Data entries
----
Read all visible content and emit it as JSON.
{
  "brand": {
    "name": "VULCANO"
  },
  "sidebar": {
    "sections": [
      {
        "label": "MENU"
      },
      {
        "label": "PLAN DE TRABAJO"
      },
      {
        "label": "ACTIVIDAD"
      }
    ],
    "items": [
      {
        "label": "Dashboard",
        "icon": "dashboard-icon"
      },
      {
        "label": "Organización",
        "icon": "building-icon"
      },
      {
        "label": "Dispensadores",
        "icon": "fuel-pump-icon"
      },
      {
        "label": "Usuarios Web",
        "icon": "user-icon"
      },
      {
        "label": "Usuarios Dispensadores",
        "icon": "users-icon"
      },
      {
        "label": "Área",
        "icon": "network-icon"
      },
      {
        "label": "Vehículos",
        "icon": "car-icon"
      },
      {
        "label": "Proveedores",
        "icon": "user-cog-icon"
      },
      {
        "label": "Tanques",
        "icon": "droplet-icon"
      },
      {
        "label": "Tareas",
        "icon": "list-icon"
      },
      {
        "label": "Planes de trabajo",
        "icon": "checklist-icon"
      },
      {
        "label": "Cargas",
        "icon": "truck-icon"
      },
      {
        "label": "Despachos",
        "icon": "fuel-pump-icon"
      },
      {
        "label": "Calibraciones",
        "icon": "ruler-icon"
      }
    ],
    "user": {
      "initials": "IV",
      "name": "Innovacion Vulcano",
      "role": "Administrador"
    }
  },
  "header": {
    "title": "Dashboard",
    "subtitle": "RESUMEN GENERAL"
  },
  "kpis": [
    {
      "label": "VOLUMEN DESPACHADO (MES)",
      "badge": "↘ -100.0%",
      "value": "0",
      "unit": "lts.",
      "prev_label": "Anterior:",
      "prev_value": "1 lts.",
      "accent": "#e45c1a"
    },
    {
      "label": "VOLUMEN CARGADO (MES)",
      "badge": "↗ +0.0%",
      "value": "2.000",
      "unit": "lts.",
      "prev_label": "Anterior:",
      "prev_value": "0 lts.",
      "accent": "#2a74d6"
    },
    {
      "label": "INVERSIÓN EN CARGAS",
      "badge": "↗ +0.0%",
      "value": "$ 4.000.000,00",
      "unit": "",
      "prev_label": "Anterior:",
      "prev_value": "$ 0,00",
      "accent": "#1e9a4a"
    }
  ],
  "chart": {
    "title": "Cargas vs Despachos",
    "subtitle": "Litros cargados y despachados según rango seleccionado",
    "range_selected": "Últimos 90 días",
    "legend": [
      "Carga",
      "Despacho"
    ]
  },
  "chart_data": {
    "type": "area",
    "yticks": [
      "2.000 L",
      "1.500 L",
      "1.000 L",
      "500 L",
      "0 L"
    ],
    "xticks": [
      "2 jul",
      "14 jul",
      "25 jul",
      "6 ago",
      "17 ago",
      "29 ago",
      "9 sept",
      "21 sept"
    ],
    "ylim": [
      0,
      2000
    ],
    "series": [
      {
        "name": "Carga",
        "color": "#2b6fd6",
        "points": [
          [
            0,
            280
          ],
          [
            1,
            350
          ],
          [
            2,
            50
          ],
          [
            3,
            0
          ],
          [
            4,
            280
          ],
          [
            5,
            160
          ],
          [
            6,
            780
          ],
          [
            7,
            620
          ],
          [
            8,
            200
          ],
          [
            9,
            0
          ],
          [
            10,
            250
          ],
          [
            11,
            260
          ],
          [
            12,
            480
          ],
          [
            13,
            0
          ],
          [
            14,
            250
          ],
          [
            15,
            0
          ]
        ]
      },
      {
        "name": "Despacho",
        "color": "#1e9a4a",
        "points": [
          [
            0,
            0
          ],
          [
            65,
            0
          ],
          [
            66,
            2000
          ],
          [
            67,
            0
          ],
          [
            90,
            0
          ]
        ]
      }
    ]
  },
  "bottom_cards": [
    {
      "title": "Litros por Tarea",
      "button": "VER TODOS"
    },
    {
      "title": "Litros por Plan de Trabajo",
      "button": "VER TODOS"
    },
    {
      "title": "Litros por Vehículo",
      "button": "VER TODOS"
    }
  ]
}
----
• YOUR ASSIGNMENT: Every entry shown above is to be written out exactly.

• OUTPUT:
Read all visible content and emit it as JSON.
{
  "brand": {
    "name": "VULCANO"
  },
  "sidebar": {
    "sections": [
      {
        "label": "MENU"
      },
      {
        "label": "PLAN DE TRABAJO"
      },
      {
        "label": "ACTIVIDAD"
      }
    ],
    "items": [
      {
        "label": "Dashboard",
        "icon": "dashboard-icon"
      },
      {
        "label": "Organización",
        "icon": "building-icon"
      },
      {
        "label": "Dispensadores",
        "icon": "fuel-pump-icon"
      },
      {
        "label": "Usuarios Web",
        "icon": "user-icon"
      },
      {
        "label": "Usuarios Dispensadores",
        "icon": "users-icon"
      },
      {
        "label": "Área",
        "icon": "network-icon"
      },
      {
        "label": "Vehículos",
        "icon": "car-icon"
      },
      {
        "label": "Proveedores",
        "icon": "user-cog-icon"
      },
      {
        "label": "Tanques",
        "icon": "droplet-icon"
      },
      {
        "label": "Tareas",
        "icon": "list-icon"
      },
      {
        "label": "Planes de trabajo",
        "icon": "checklist-icon"
      },
      {
        "label": "Cargas",
        "icon": "truck-icon"
      },
      {
        "label": "Despachos",
        "icon": "fuel-pump-icon"
      },
      {
        "label": "Calibraciones",
        "icon": "ruler-icon"
      }
    ],
    "user": {
      "initials": "IV",
      "name": "Innovacion Vulcano",
      "role": "Administrador"
    }
  },
  "header": {
    "title": "Dashboard",
    "subtitle": "RESUMEN GENERAL"
  },
  "kpis": [
    {
      "label": "VOLUMEN DESPACHADO (MES)",
      "badge": "↘ -100.0%",
      "value": "0",
      "unit": "lts.",
      "prev_label": "Anterior:",
      "prev_value": "1 lts.",
      "accent": "#e45c1a"
    },
    {
      "label": "VOLUMEN CARGADO (MES)",
      "badge": "↗ +0.0%",
      "value": "2.000",
      "unit": "lts.",
      "prev_label": "Anterior:",
      "prev_value": "0 lts.",
      "accent": "#2a74d6"
    },
    {
      "label": "INVERSIÓN EN CARGAS",
      "badge": "↗ +0.0%",
      "value": "$ 4.000.000,00",
      "unit": "",
      "prev_label": "Anterior:",
      "prev_value": "$ 0,00",
      "accent": "#1e9a4a"
    }
  ],
  "chart": {
    "title": "Cargas vs Despachos",
    "subtitle": "Litros cargados y despachados según rango seleccionado",
    "range_selected": "Últimos 90 días",
    "legend": [
      "Carga",
      "Despacho"
    ]
  },
  "chart_data": {
    "type": "area",
    "yticks": [
      "2.000 L",
      "1.500 L",
      "1.000 L",
      "500 L",
      "0 L"
    ],
    "xticks": [
      "2 jul",
      "14 jul",
      "25 jul",
      "6 ago",
      "17 ago",
      "29 ago",
      "9 sept",
      "21 sept"
    ],
    "ylim": [
      0,
      2000
    ],
    "series": [
      {
        "name": "Carga",
        "color": "#2b6fd6",
        "points": [
          [
            0,
            280
          ],
          [
            1,
            350
          ],
          [
            2,
            50
          ],
          [
            3,
            0
          ],
          [
            4,
            280
          ],
          [
            5,
            160
          ],
          [
            6,
            780
          ],
          [
            7,
            620
          ],
          [
            8,
            200
          ],
          [
            9,
            0
          ],
          [
            10,
            250
          ],
          [
            11,
            260
          ],
          [
            12,
            480
          ],
          [
            13,
            0
          ],
          [
            14,
            250
          ],
          [
            15,
            0
          ]
        ]
      },
      {
        "name": "Despacho",
        "color": "#1e9a4a",
        "points": [
          [
            0,
            0
          ],
          [
            65,
            0
          ],
          [
            66,
            2000
          ],
          [
            67,
            0
          ],
          [
            90,
            0
          ]
        ]
      }
    ]
  },
  "bottom_cards": [
    {
      "title": "Litros por Tarea",
      "button": "VER TODOS"
    },
    {
      "title": "Litros por Plan de Trabajo",
      "button": "VER TODOS"
    },
    {
      "title": "Litros por Vehículo",
      "button": "VER TODOS"
    }
  ]
}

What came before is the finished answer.